Look through the data below and return each line where "href" appears.

+ + + +

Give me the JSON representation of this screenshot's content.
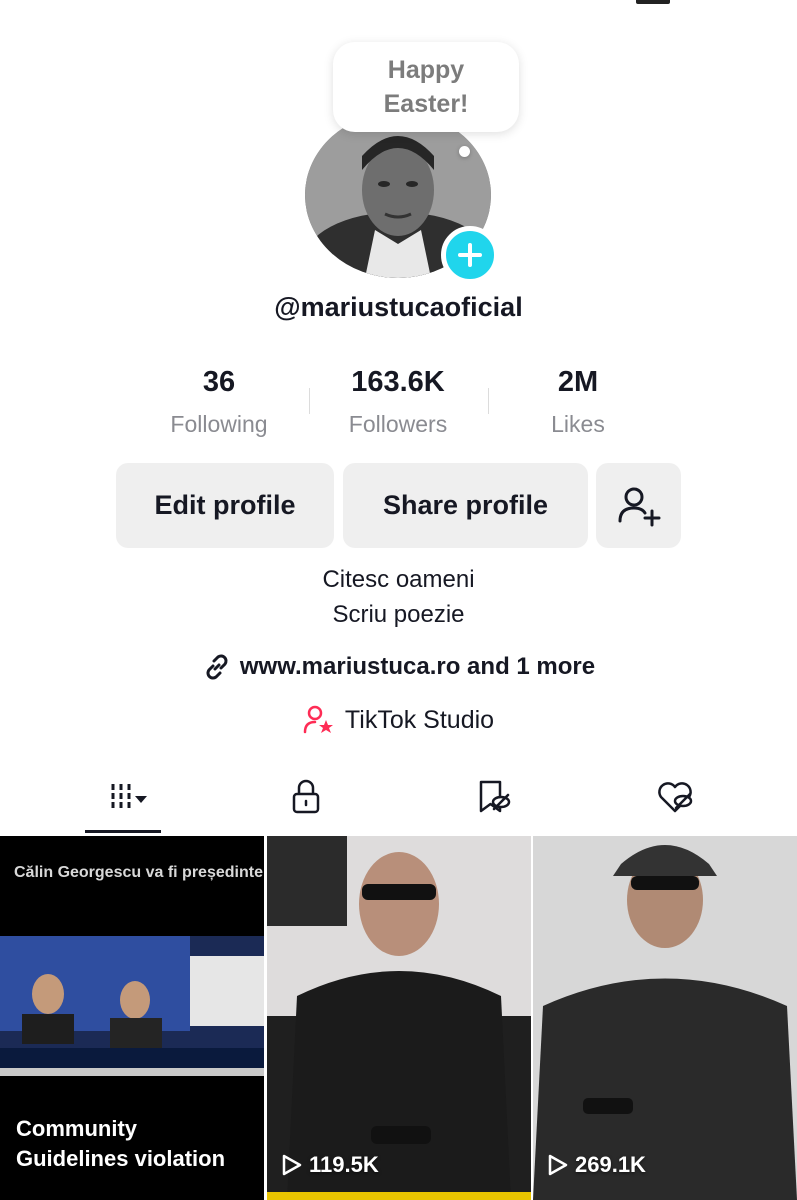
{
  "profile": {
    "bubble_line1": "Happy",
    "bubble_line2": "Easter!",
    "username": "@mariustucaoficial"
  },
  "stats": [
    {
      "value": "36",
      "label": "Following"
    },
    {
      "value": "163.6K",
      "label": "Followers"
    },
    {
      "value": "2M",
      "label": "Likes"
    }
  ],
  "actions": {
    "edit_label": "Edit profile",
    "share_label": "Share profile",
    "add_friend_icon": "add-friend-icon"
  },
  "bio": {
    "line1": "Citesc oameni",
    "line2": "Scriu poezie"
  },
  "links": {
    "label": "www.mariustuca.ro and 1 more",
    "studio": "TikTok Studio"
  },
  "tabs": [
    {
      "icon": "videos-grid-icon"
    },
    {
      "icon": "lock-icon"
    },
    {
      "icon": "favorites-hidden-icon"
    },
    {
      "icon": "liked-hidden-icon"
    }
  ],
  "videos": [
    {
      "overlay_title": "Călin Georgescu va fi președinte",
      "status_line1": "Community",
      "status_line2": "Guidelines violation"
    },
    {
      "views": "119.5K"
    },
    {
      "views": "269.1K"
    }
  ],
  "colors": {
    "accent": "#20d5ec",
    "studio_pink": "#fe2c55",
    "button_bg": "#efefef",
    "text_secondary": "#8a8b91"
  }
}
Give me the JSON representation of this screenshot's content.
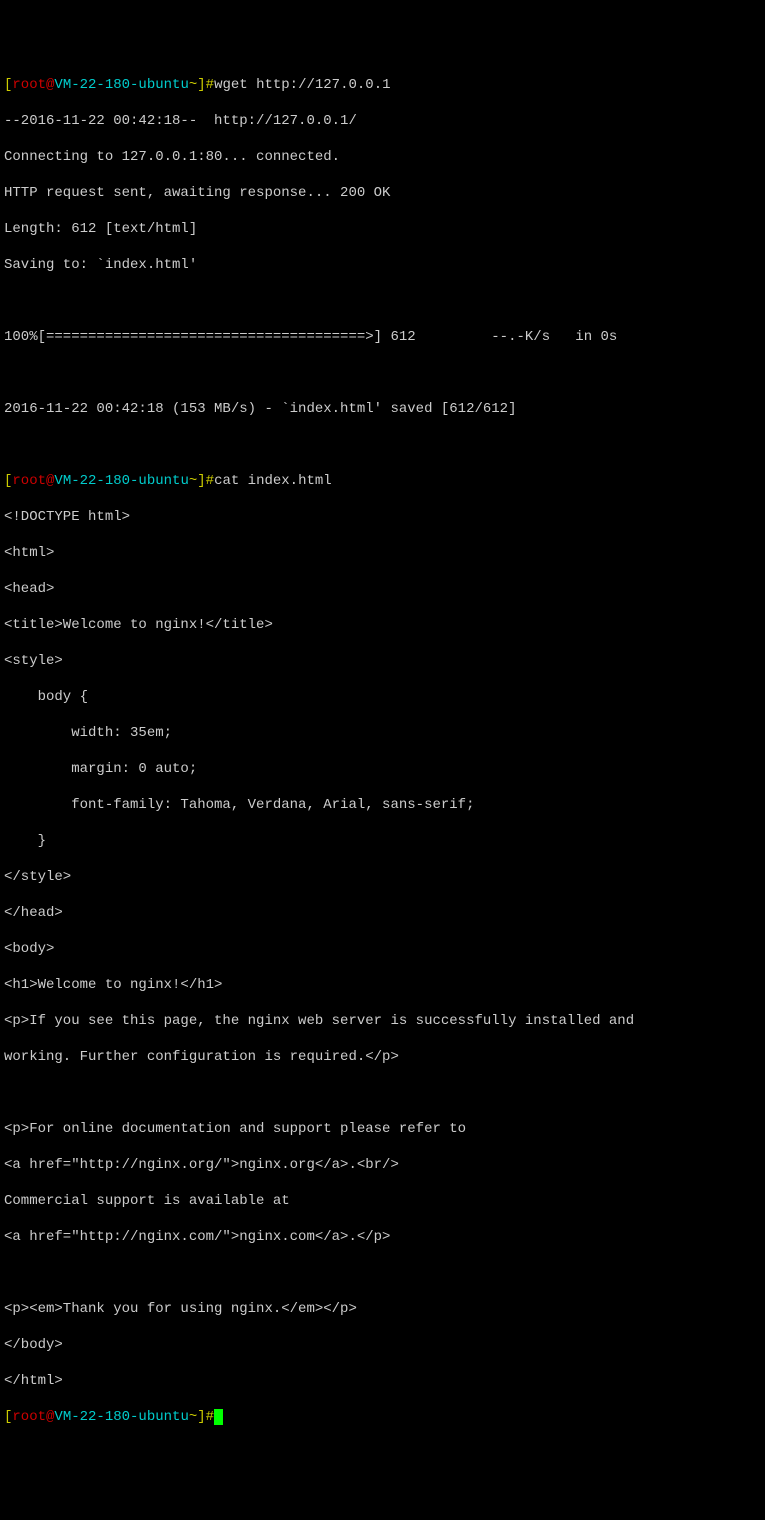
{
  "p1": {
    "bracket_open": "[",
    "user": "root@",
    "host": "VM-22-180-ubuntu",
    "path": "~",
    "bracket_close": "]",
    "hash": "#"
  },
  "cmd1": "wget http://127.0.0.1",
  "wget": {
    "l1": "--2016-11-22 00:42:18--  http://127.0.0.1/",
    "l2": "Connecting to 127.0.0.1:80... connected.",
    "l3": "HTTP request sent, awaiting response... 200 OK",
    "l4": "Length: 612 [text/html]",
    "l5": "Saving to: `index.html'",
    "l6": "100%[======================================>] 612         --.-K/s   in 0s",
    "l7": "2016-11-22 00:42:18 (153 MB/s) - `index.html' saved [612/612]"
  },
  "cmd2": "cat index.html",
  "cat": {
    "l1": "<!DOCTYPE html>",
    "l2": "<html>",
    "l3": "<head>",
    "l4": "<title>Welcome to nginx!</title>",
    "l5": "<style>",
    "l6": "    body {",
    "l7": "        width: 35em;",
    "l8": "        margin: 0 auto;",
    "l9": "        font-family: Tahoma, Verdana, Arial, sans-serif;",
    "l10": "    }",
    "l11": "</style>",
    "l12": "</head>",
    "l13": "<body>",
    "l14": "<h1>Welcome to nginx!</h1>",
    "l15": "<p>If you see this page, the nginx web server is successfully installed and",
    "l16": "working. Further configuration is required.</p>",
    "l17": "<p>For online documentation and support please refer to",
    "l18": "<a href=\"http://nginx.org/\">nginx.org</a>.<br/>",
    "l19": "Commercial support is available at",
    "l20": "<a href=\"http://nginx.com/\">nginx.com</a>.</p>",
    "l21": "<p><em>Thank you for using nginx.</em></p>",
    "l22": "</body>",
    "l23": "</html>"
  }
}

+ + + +

## ANSWER TO THIS PROBLEM
    "l18": "<a href=\"http://nginx.org/\">nginx.org</a>.<br/>",
    "l20": "<a href=\"http://nginx.com/\">nginx.com</a>.</p>",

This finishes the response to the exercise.